By the morning of the third day, Alexander was no better. He was carried out on a couch to conduct the usual daily sacrifice to persuade the gods to watch over him and his army. His indisposition was an annoying setback, but no more than that. He issued instructions to his officers for the imminent Arabian campaign and amused himself by listening to Nearchus reminisce about his adventures at sea.
Then the king was carried on his bed to a waiting boat and taken downstream to the palaces in Babylon. Here he was installed in the paradeisos or, in other words, the Hanging Gardens, doubtless because of their calm, quiet, and coolness. He lay in a vaulted chamber beside a large bathing pool. He discussed vacant posts in the army with his commanders and spent time chatting with Medius.
Days passed; Alexander's condition gradually worsened. There seems to have been a variety of pools and bathhouses in the vicinity, and the king was transferred to at least one of them and finally to a lodge beside the reservoir. These constant removals suggest growing panic among the king's staff.
It was increasingly obvious that he was gravely ill; his commanders and high officials were warned to stay within reach. Generals waited in the courtyard. Company and regimental officers were to gather outside the gates. On June 5 Alexander was ferried back to the Summer Palace. He stayed either there or in the royal tent in the nearby army encampment.
The fever did not abate. By the next evening it was obvious that the king was dying. He had lost the power of speech and he handed his signet ring to his senior general, Perdiccas. In this way he dramatized an at least temporary handover of power.
A rumor spread that Alexander was already dead. Soldiers crowded round the palace entrance, shouting and threatening to riot. A second doorway was knocked through the bedroom wall so that they could walk more easily past their dying leader. They were let in, wearing neither cloak nor armor. Alexander's historian Arrian writes:
I imagine some suspected that his death was being covered up by the king's intimates, the eight Bodyguards, but for most their insistent demand to see Alexander was an expression of their grief and longing for the king they were about to lose. They say that Alexander could no longer speak as the army filed past him, but he struggled to raise his head and gave each man a greeting with his eyes.

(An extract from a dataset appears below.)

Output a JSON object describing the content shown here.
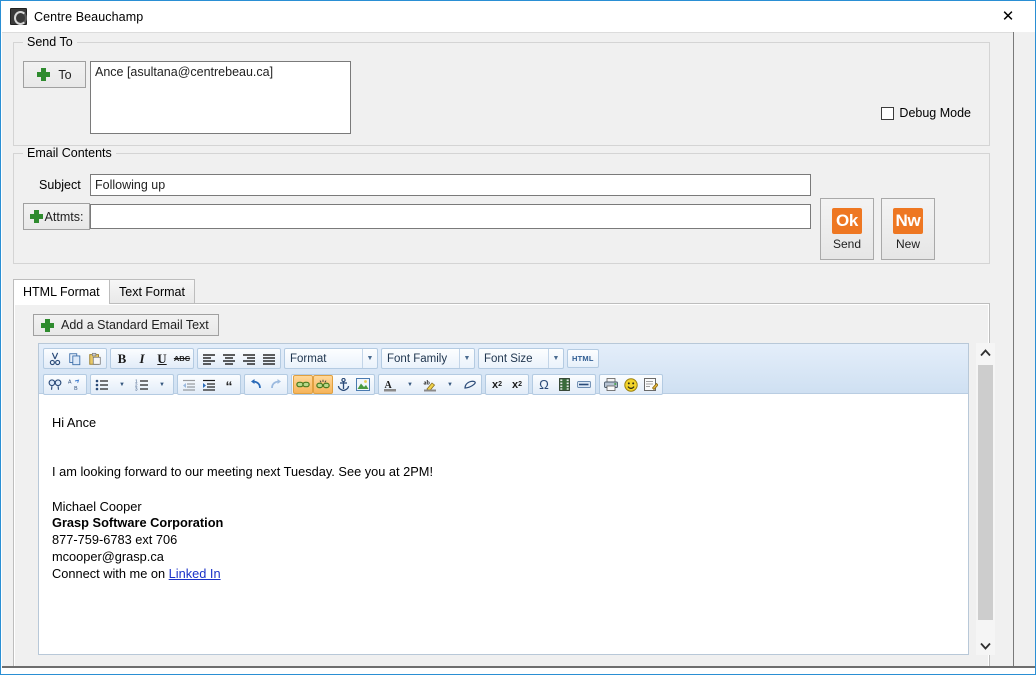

Seven of his commanders undertook a ritual of incubation. They spent the night in the temple of a Babylonian deity, hoping for an omen-bearing vision or dream. They inquired whether the king should be moved there, but were told, discouragingly, that they should leave him where he was.
On June 11, between three and six o'clock in the afternoon, Alexander died, a month or so short of his thirty-third birthday. What was to happen next? everyone wondered uneasily. Nobody knew. If the stories are correct, the king himself had been no wiser. While still able to speak, he turned his disenchanted attention to the succession. When someone asked him: "To whom do you leave the kingdom?" he replied: "To the strongest." He is said to have added: "I foresee great funeral games after my death."
Perdiccas asked when he wished divine honors paid to him. He replied: "When you yourselves are happy." It is reported that these were Alexander's last words.